Interface dataset entries:

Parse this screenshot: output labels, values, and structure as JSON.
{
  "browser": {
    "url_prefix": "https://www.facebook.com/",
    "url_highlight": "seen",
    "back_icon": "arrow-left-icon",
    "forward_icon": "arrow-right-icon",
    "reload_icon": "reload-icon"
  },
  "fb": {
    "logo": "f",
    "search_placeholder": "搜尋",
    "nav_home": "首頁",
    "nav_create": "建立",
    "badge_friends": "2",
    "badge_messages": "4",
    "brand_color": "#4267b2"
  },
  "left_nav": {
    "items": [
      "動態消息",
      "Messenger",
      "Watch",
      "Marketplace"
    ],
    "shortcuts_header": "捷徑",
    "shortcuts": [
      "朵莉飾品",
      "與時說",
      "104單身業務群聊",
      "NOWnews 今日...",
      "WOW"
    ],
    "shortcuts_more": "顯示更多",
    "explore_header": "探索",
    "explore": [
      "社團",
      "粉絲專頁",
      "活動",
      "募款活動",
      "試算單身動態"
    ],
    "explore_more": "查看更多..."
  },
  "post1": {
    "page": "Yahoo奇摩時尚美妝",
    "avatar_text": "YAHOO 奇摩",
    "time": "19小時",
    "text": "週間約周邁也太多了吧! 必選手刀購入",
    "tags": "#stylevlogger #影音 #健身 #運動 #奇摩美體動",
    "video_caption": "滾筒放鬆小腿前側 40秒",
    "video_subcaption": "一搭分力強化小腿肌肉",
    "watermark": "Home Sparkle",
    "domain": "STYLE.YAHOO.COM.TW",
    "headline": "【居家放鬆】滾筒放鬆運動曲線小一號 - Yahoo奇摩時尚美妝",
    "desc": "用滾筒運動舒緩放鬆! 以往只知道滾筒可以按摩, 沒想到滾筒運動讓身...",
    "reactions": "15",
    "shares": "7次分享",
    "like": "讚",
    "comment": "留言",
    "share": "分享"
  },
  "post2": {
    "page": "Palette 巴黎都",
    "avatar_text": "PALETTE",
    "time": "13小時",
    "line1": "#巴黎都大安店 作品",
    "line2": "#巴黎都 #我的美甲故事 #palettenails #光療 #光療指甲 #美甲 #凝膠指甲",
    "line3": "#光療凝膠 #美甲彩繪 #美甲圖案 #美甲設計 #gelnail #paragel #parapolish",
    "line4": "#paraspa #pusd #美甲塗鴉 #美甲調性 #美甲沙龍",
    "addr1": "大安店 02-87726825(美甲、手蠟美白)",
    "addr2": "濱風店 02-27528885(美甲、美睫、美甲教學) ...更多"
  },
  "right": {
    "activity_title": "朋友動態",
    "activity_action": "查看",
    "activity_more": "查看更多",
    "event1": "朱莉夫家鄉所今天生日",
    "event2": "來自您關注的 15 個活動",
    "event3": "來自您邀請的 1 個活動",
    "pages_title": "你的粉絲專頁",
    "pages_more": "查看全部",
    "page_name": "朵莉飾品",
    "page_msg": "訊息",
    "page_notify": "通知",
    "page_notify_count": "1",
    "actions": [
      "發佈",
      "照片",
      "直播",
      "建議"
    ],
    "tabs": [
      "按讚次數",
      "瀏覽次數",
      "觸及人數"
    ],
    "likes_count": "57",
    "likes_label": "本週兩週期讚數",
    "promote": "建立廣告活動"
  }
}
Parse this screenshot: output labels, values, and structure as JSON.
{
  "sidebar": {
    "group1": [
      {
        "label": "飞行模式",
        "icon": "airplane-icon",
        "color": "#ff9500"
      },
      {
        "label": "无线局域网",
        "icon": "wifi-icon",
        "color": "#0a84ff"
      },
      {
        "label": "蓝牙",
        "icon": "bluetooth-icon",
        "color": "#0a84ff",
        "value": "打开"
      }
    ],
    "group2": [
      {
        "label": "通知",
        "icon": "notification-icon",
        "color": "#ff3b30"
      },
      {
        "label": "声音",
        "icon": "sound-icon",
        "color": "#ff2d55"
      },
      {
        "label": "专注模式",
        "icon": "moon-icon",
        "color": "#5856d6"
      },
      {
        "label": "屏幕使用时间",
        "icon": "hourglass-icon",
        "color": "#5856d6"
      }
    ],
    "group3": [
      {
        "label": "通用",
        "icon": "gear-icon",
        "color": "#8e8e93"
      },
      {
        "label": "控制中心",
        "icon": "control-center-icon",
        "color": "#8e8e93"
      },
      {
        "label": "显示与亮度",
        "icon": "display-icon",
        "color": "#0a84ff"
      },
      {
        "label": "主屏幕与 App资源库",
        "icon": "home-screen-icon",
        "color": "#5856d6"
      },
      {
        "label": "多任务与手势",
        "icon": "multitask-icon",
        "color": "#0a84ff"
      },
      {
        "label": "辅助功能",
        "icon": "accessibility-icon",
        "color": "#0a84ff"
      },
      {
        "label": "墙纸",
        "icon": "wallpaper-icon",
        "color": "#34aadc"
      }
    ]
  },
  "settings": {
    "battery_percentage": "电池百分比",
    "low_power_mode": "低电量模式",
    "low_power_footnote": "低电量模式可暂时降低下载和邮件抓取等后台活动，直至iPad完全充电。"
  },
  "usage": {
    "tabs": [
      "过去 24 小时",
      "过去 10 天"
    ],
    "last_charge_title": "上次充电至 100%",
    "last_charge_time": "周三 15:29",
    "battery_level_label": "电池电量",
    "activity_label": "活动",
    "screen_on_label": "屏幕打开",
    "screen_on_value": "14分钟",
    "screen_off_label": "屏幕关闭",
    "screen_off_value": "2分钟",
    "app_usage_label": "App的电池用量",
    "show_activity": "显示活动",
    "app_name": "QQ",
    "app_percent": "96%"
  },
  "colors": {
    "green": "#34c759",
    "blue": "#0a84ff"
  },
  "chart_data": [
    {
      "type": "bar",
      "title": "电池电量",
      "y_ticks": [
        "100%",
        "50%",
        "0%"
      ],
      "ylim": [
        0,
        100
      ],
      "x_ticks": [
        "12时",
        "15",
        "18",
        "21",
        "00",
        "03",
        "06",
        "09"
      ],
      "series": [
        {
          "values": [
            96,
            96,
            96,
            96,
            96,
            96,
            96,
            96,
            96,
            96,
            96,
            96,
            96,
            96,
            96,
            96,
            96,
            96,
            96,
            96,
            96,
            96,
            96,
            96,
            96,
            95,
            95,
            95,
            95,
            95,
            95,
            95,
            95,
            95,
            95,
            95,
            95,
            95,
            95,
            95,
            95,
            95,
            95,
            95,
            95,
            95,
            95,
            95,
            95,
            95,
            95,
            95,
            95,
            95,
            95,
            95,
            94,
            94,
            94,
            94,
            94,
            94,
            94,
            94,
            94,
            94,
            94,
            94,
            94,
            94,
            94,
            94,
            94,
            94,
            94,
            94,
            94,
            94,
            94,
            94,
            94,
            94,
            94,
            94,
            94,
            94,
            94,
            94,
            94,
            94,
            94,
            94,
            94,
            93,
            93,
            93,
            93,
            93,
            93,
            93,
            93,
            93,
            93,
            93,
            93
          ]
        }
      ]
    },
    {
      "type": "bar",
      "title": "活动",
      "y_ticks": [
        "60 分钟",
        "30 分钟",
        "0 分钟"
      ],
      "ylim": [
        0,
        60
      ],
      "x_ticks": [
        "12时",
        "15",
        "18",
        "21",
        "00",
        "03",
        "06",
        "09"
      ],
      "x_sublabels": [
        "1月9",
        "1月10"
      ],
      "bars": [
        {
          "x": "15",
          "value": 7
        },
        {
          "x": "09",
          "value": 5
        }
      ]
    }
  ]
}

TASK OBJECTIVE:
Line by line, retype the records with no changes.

YOUR RESPONSE:
Parse this screenshot: output labels, values, and structure as JSON.
{
  "browser": {
    "url_prefix": "https://www.facebook.com/",
    "url_highlight": "seen",
    "back_icon": "arrow-left-icon",
    "forward_icon": "arrow-right-icon",
    "reload_icon": "reload-icon"
  },
  "fb": {
    "logo": "f",
    "search_placeholder": "搜尋",
    "nav_home": "首頁",
    "nav_create": "建立",
    "badge_friends": "2",
    "badge_messages": "4",
    "brand_color": "#4267b2"
  },
  "left_nav": {
    "items": [
      "動態消息",
      "Messenger",
      "Watch",
      "Marketplace"
    ],
    "shortcuts_header": "捷徑",
    "shortcuts": [
      "朵莉飾品",
      "與時說",
      "104單身業務群聊",
      "NOWnews 今日...",
      "WOW"
    ],
    "shortcuts_more": "顯示更多",
    "explore_header": "探索",
    "explore": [
      "社團",
      "粉絲專頁",
      "活動",
      "募款活動",
      "試算單身動態"
    ],
    "explore_more": "查看更多..."
  },
  "post1": {
    "page": "Yahoo奇摩時尚美妝",
    "avatar_text": "YAHOO 奇摩",
    "time": "19小時",
    "text": "週間約周邁也太多了吧! 必選手刀購入",
    "tags": "#stylevlogger #影音 #健身 #運動 #奇摩美體動",
    "video_caption": "滾筒放鬆小腿前側 40秒",
    "video_subcaption": "一搭分力強化小腿肌肉",
    "watermark": "Home Sparkle",
    "domain": "STYLE.YAHOO.COM.TW",
    "headline": "【居家放鬆】滾筒放鬆運動曲線小一號 - Yahoo奇摩時尚美妝",
    "desc": "用滾筒運動舒緩放鬆! 以往只知道滾筒可以按摩, 沒想到滾筒運動讓身...",
    "reactions": "15",
    "shares": "7次分享",
    "like": "讚",
    "comment": "留言",
    "share": "分享"
  },
  "post2": {
    "page": "Palette 巴黎都",
    "avatar_text": "PALETTE",
    "time": "13小時",
    "line1": "#巴黎都大安店 作品",
    "line2": "#巴黎都 #我的美甲故事 #palettenails #光療 #光療指甲 #美甲 #凝膠指甲",
    "line3": "#光療凝膠 #美甲彩繪 #美甲圖案 #美甲設計 #gelnail #paragel #parapolish",
    "line4": "#paraspa #pusd #美甲塗鴉 #美甲調性 #美甲沙龍",
    "addr1": "大安店 02-87726825(美甲、手蠟美白)",
    "addr2": "濱風店 02-27528885(美甲、美睫、美甲教學) ...更多"
  },
  "right": {
    "activity_title": "朋友動態",
    "activity_action": "查看",
    "activity_more": "查看更多",
    "event1": "朱莉夫家鄉所今天生日",
    "event2": "來自您關注的 15 個活動",
    "event3": "來自您邀請的 1 個活動",
    "pages_title": "你的粉絲專頁",
    "pages_more": "查看全部",
    "page_name": "朵莉飾品",
    "page_msg": "訊息",
    "page_notify": "通知",
    "page_notify_count": "1",
    "actions": [
      "發佈",
      "照片",
      "直播",
      "建議"
    ],
    "tabs": [
      "按讚次數",
      "瀏覽次數",
      "觸及人數"
    ],
    "likes_count": "57",
    "likes_label": "本週兩週期讚數",
    "promote": "建立廣告活動"
  }
}
Parse this screenshot: output labels, values, and structure as JSON.
{
  "sidebar": {
    "group1": [
      {
        "label": "飞行模式",
        "icon": "airplane-icon",
        "color": "#ff9500"
      },
      {
        "label": "无线局域网",
        "icon": "wifi-icon",
        "color": "#0a84ff"
      },
      {
        "label": "蓝牙",
        "icon": "bluetooth-icon",
        "color": "#0a84ff",
        "value": "打开"
      }
    ],
    "group2": [
      {
        "label": "通知",
        "icon": "notification-icon",
        "color": "#ff3b30"
      },
      {
        "label": "声音",
        "icon": "sound-icon",
        "color": "#ff2d55"
      },
      {
        "label": "专注模式",
        "icon": "moon-icon",
        "color": "#5856d6"
      },
      {
        "label": "屏幕使用时间",
        "icon": "hourglass-icon",
        "color": "#5856d6"
      }
    ],
    "group3": [
      {
        "label": "通用",
        "icon": "gear-icon",
        "color": "#8e8e93"
      },
      {
        "label": "控制中心",
        "icon": "control-center-icon",
        "color": "#8e8e93"
      },
      {
        "label": "显示与亮度",
        "icon": "display-icon",
        "color": "#0a84ff"
      },
      {
        "label": "主屏幕与 App资源库",
        "icon": "home-screen-icon",
        "color": "#5856d6"
      },
      {
        "label": "多任务与手势",
        "icon": "multitask-icon",
        "color": "#0a84ff"
      },
      {
        "label": "辅助功能",
        "icon": "accessibility-icon",
        "color": "#0a84ff"
      },
      {
        "label": "墙纸",
        "icon": "wallpaper-icon",
        "color": "#34aadc"
      }
    ]
  },
  "settings": {
    "battery_percentage": "电池百分比",
    "low_power_mode": "低电量模式",
    "low_power_footnote": "低电量模式可暂时降低下载和邮件抓取等后台活动，直至iPad完全充电。"
  },
  "usage": {
    "tabs": [
      "过去 24 小时",
      "过去 10 天"
    ],
    "last_charge_title": "上次充电至 100%",
    "last_charge_time": "周三 15:29",
    "battery_level_label": "电池电量",
    "activity_label": "活动",
    "screen_on_label": "屏幕打开",
    "screen_on_value": "14分钟",
    "screen_off_label": "屏幕关闭",
    "screen_off_value": "2分钟",
    "app_usage_label": "App的电池用量",
    "show_activity": "显示活动",
    "app_name": "QQ",
    "app_percent": "96%"
  },
  "colors": {
    "green": "#34c759",
    "blue": "#0a84ff"
  },
  "chart_data": [
    {
      "type": "bar",
      "title": "电池电量",
      "y_ticks": [
        "100%",
        "50%",
        "0%"
      ],
      "ylim": [
        0,
        100
      ],
      "x_ticks": [
        "12时",
        "15",
        "18",
        "21",
        "00",
        "03",
        "06",
        "09"
      ],
      "series": [
        {
          "values": [
            96,
            96,
            96,
            96,
            96,
            96,
            96,
            96,
            96,
            96,
            96,
            96,
            96,
            96,
            96,
            96,
            96,
            96,
            96,
            96,
            96,
            96,
            96,
            96,
            96,
            95,
            95,
            95,
            95,
            95,
            95,
            95,
            95,
            95,
            95,
            95,
            95,
            95,
            95,
            95,
            95,
            95,
            95,
            95,
            95,
            95,
            95,
            95,
            95,
            95,
            95,
            95,
            95,
            95,
            95,
            95,
            94,
            94,
            94,
            94,
            94,
            94,
            94,
            94,
            94,
            94,
            94,
            94,
            94,
            94,
            94,
            94,
            94,
            94,
            94,
            94,
            94,
            94,
            94,
            94,
            94,
            94,
            94,
            94,
            94,
            94,
            94,
            94,
            94,
            94,
            94,
            94,
            94,
            93,
            93,
            93,
            93,
            93,
            93,
            93,
            93,
            93,
            93,
            93,
            93
          ]
        }
      ]
    },
    {
      "type": "bar",
      "title": "活动",
      "y_ticks": [
        "60 分钟",
        "30 分钟",
        "0 分钟"
      ],
      "ylim": [
        0,
        60
      ],
      "x_ticks": [
        "12时",
        "15",
        "18",
        "21",
        "00",
        "03",
        "06",
        "09"
      ],
      "x_sublabels": [
        "1月9",
        "1月10"
      ],
      "bars": [
        {
          "x": "15",
          "value": 7
        },
        {
          "x": "09",
          "value": 5
        }
      ]
    }
  ]
}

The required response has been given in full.